The Right Way To Fix A Bad Henna Dye Job (And When To See A Hair Stylist)

Getting a bad dye job should be considered a rite of passage at this point because we all have our horror stories. Whether you used a box dye at home by yourself or you went to a shady stylist, a bad coloring job is never an exciting time. Because of the harshness of chemical dyes on hair, more people are opting for the more natural alternative — henna. If you're wondering how henna dyes work, they use natural pigments to cover the entire shaft and are known to condition and strengthen hair. They are also considered safer because the dye doesn't penetrate into the cuticles. 

The safety of henna, however, doesn't exempt the dye job from going haywire. Henna dyes can still go sour if your color doesn't come out the way you wanted. Since henna can only darken hair, not lighten it, it has the tendency of turning out much darker than you had originally hoped for. You might end up wanting the color scrapped altogether. Because the purity of henna dye isn't always guaranteed, you may not have the option of bleaching the dye out. 

If it comes to this, you can try removing it from your hair at home. If that doesn't work either, you'd better just ease on down the road to the nearest hair salon.

Use natural oils to lift the dye from your hair

If you aren't a fan of your henna dye job and you're looking to lighten your hair up without using bleach, then using natural plant oils is a decent place to start. While the results may not be over-the-top right away, you will see slow changes after a while. Plus, you get to keep your hair safe from chemical harm.

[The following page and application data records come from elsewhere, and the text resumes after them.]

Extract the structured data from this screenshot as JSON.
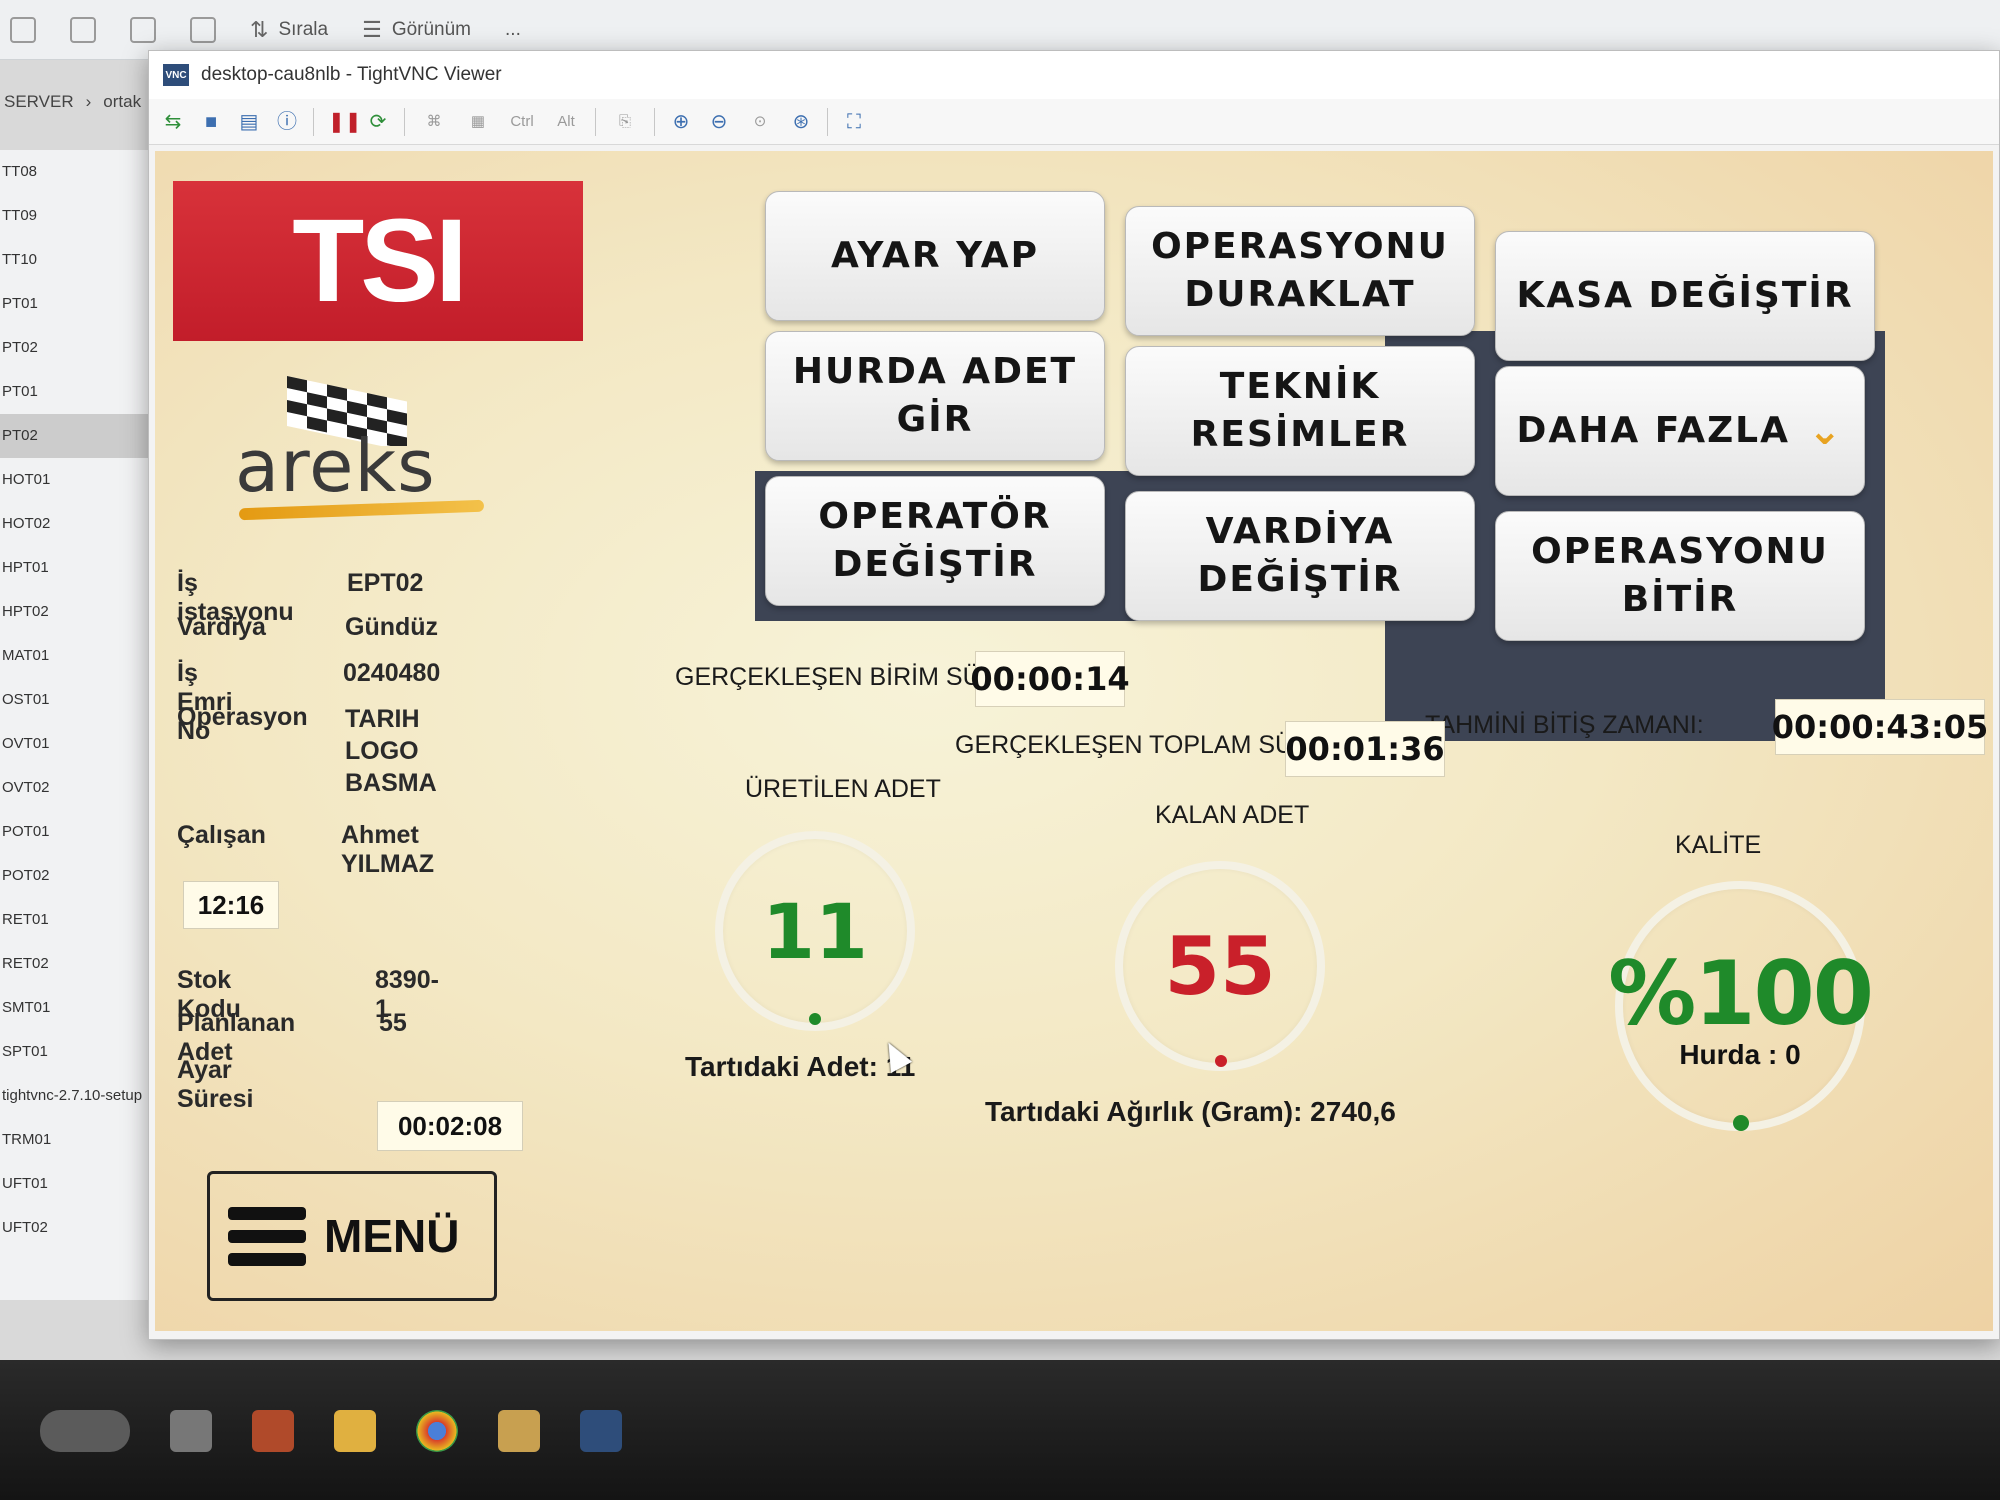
{
  "explorer": {
    "toolbar": {
      "sort_label": "Sırala",
      "view_label": "Görünüm",
      "more_label": "..."
    },
    "breadcrumb": [
      "SERVER",
      "ortak"
    ],
    "files": [
      "TT08",
      "TT09",
      "TT10",
      "PT01",
      "PT02",
      "PT01",
      "PT02",
      "HOT01",
      "HOT02",
      "HPT01",
      "HPT02",
      "MAT01",
      "OST01",
      "OVT01",
      "OVT02",
      "POT01",
      "POT02",
      "RET01",
      "RET02",
      "SMT01",
      "SPT01",
      "tightvnc-2.7.10-setup",
      "TRM01",
      "UFT01",
      "UFT02"
    ],
    "selected_index": 6
  },
  "vnc": {
    "title": "desktop-cau8nlb - TightVNC Viewer",
    "toolbar": {
      "ctrl_label": "Ctrl",
      "alt_label": "Alt"
    }
  },
  "app": {
    "logo_text": "TSI",
    "brand_text": "areks",
    "info": {
      "workstation_label": "İş istasyonu",
      "workstation_value": "EPT02",
      "shift_label": "Vardiya",
      "shift_value": "Gündüz",
      "workorder_label": "İş Emri No",
      "workorder_value": "0240480",
      "operation_label": "Operasyon",
      "operation_value": "TARIH LOGO\nBASMA",
      "employee_label": "Çalışan",
      "employee_value": "Ahmet YILMAZ",
      "clock": "12:16",
      "stock_label": "Stok Kodu",
      "stock_value": "8390-1",
      "planned_label": "Planlanan Adet",
      "planned_value": "55",
      "setup_label": "Ayar Süresi",
      "setup_value": "00:02:08"
    },
    "menu_label": "MENÜ",
    "buttons": {
      "ayar_yap": "AYAR YAP",
      "duraklat": "OPERASYONU\nDURAKLAT",
      "kasa": "KASA DEĞİŞTİR",
      "hurda": "HURDA ADET\nGİR",
      "teknik": "TEKNİK\nRESİMLER",
      "daha_fazla": "DAHA FAZLA",
      "operator": "OPERATÖR\nDEĞİŞTİR",
      "vardiya": "VARDİYA\nDEĞİŞTİR",
      "bitir": "OPERASYONU\nBİTİR"
    },
    "metrics": {
      "unit_time_label": "GERÇEKLEŞEN BİRİM SÜRE:",
      "unit_time_value": "00:00:14",
      "total_time_label": "GERÇEKLEŞEN TOPLAM SÜRE:",
      "total_time_value": "00:01:36",
      "finish_label": "TAHMİNİ BİTİŞ ZAMANI:",
      "finish_value": "00:00:43:05"
    },
    "gauges": {
      "produced_label": "ÜRETİLEN ADET",
      "produced_value": "11",
      "produced_caption": "Tartıdaki Adet: 11",
      "remaining_label": "KALAN ADET",
      "remaining_value": "55",
      "weight_caption": "Tartıdaki Ağırlık (Gram):  2740,6",
      "quality_label": "KALİTE",
      "quality_value": "%100",
      "scrap_caption": "Hurda : 0"
    },
    "colors": {
      "green": "#1f8a2a",
      "red": "#c9202a",
      "logo_red": "#c21d2a",
      "accent_orange": "#e8a321"
    }
  }
}
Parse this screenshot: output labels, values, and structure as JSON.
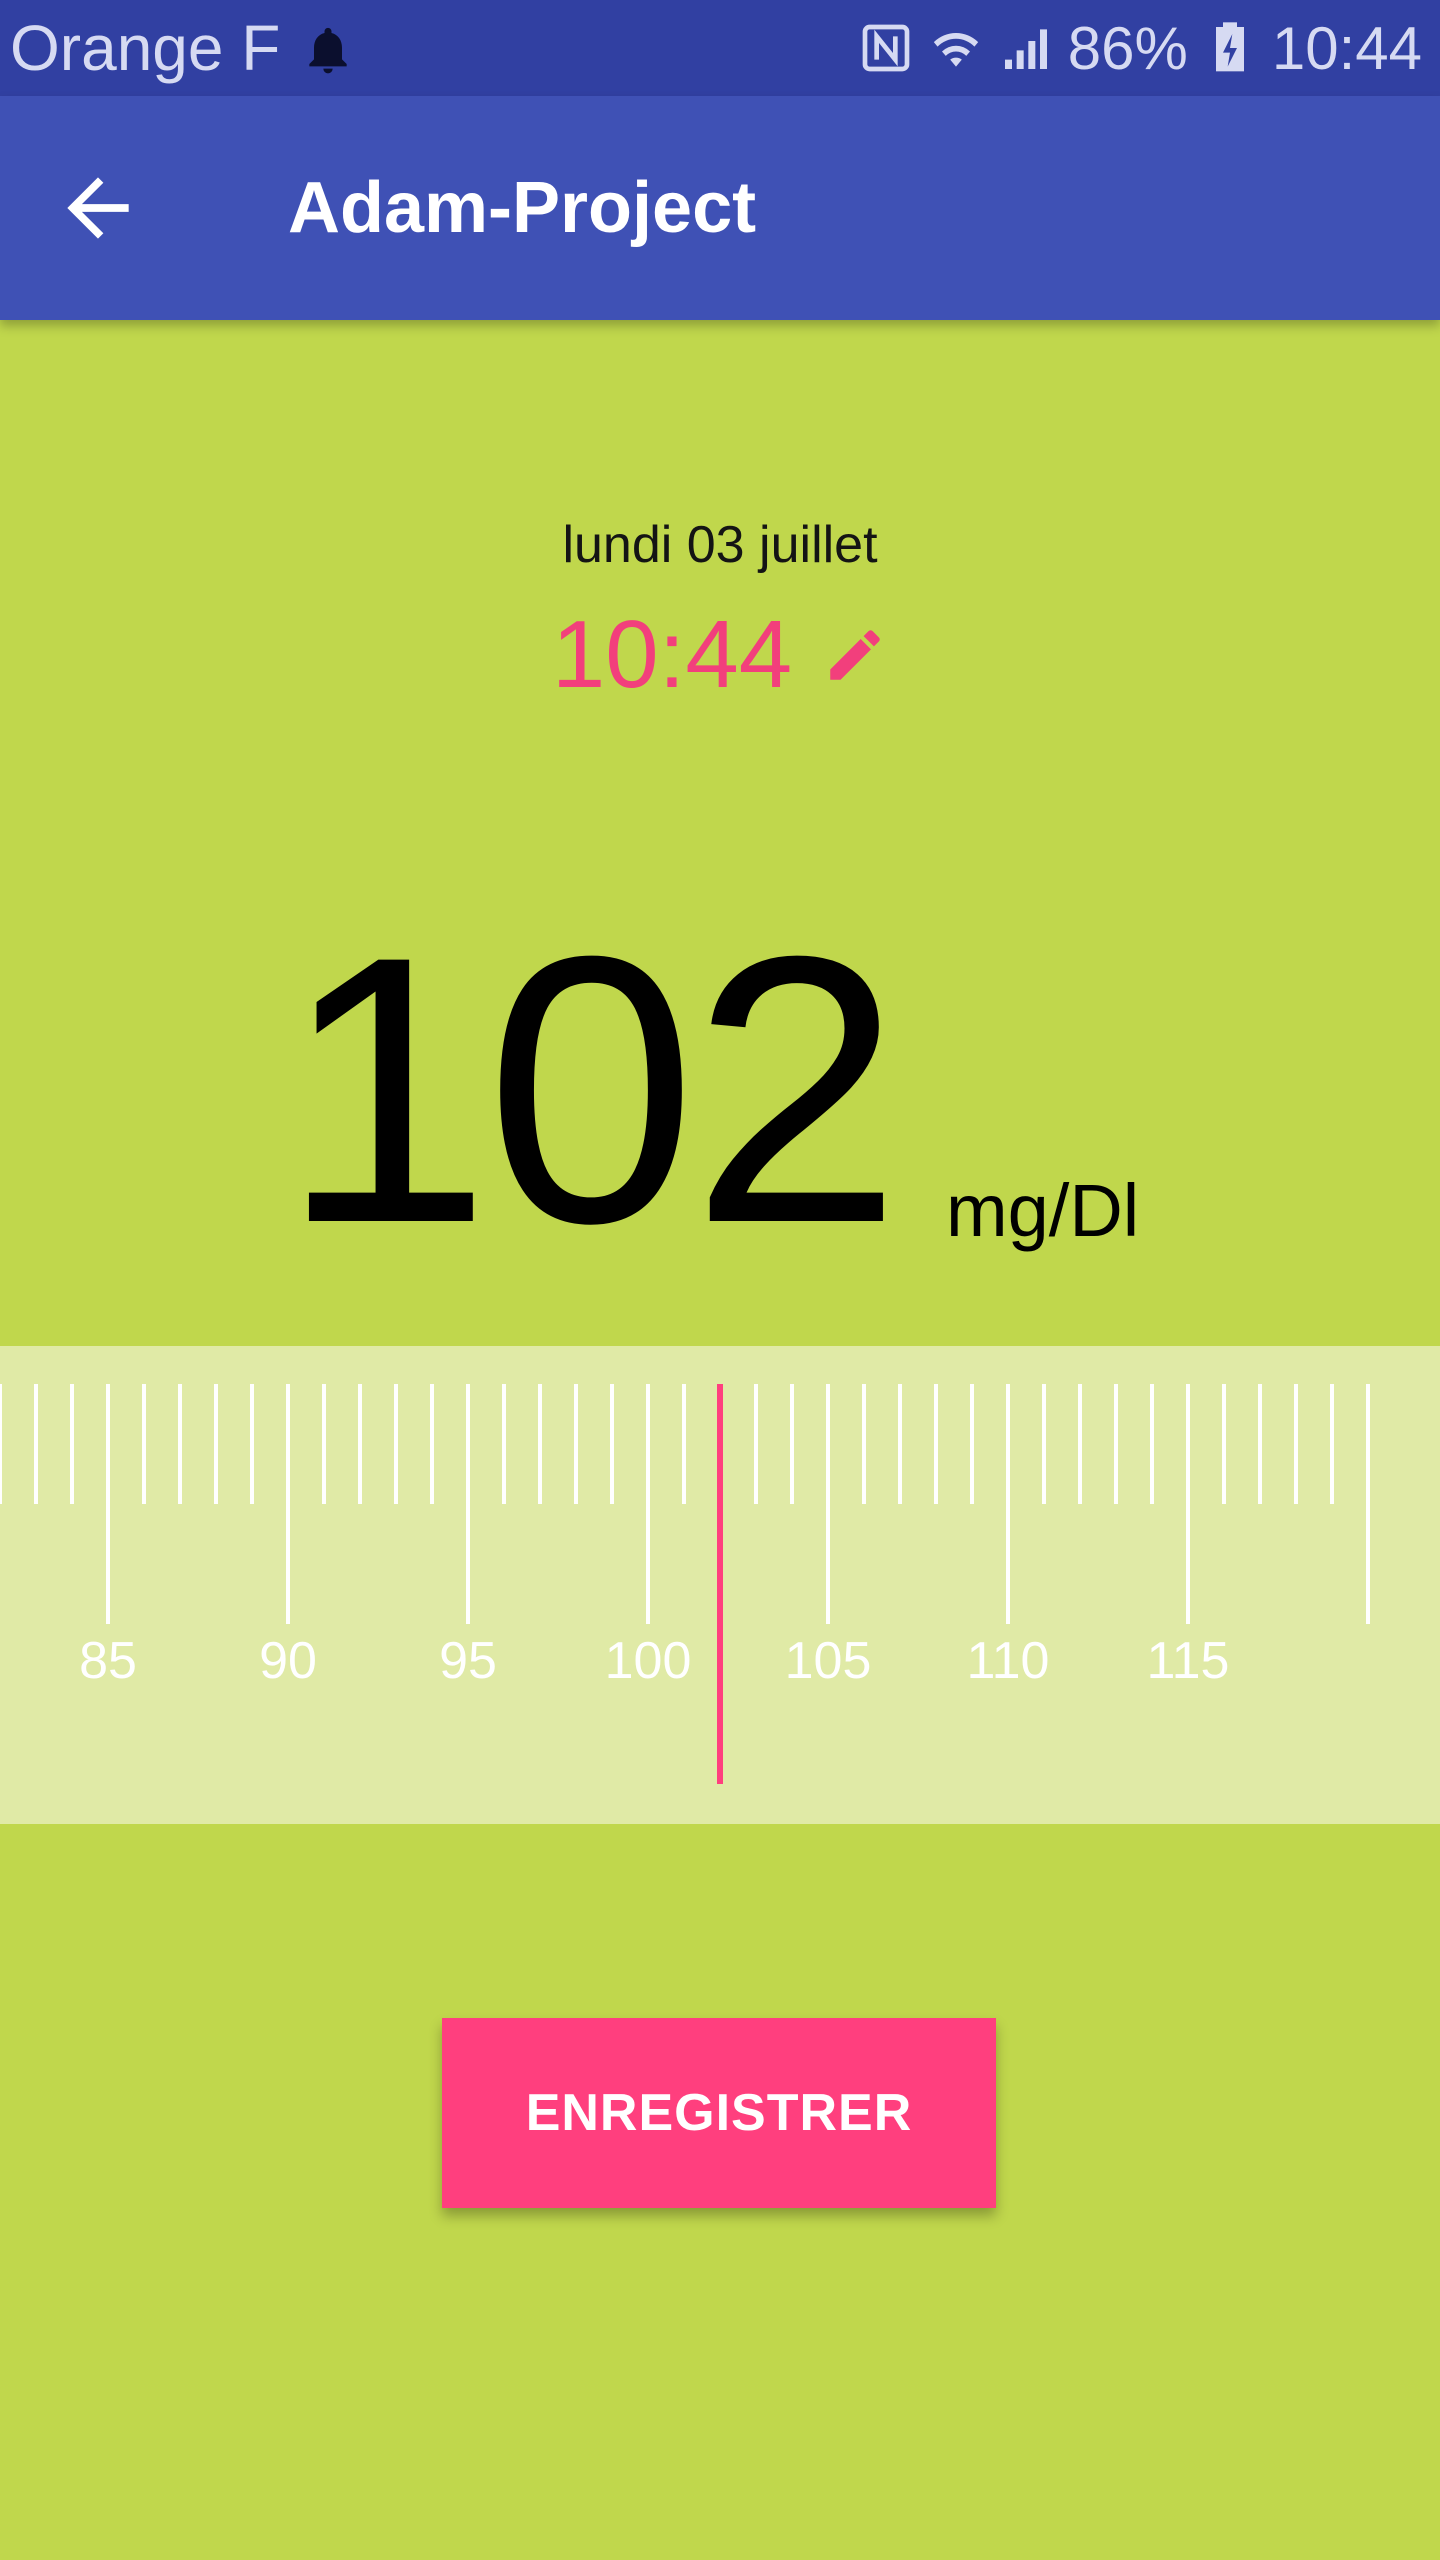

Silk & Stone carried out a range of tests to see which natural oils were most effective in stripping hair of henna dye. They found that leaving coconut oil in henna-dyed hair for 12 hours definitely brightened it up, but more applications would be required for a lighter color. Grapeseed oil had a similar effect. When they mixed coconut and grapeseed oil, the henna faded considerably from the hair and gave it a vivid color. Olive oil lifted the color a bit but gave it a browner hue.

In order to try out this oil hack, you apply the oil directly onto the henna dyed hair you want to change and leave it on for 12 hours. Then, wash off the oil with shampoo and view your results. If the color isn't as light as you would like, you can repeat the process. Experimenting with the oils is necessary to make sure you end up with your desired color, so you should try strand tests first with different oils.

Other ways to lighten henna dyed hair

In addition to natural oils, Silk & Stone tried out other substances to brighten up the hair. Lemon juice was the most effective, even more so than the oils. Unfortunately, it isn't advisable to employ this method because lemon juice is strongly acidic and can dry out your hair, leaving it damaged and brittle. They also tried toothpaste which actually worked — but who wants toothpaste in their hair?

We think you're better off using natural oils to alter your henna dyed hair, but patience is key. You have to keep in mind that this isn't going to be like using fast-acting bleaching agents on your hair. This process takes time and the results are gradual and subtle. You have to keep at it if you want to see drastic results. Also, not everyone's hair is the same. Hair comes in too many types, textures, and thickness grades for the results to come out exactly the same. If no DIY recipes to lighten your hair at home work, then you need to schedule an appointment with your hair stylist — just not the one who gave you the bad dye job.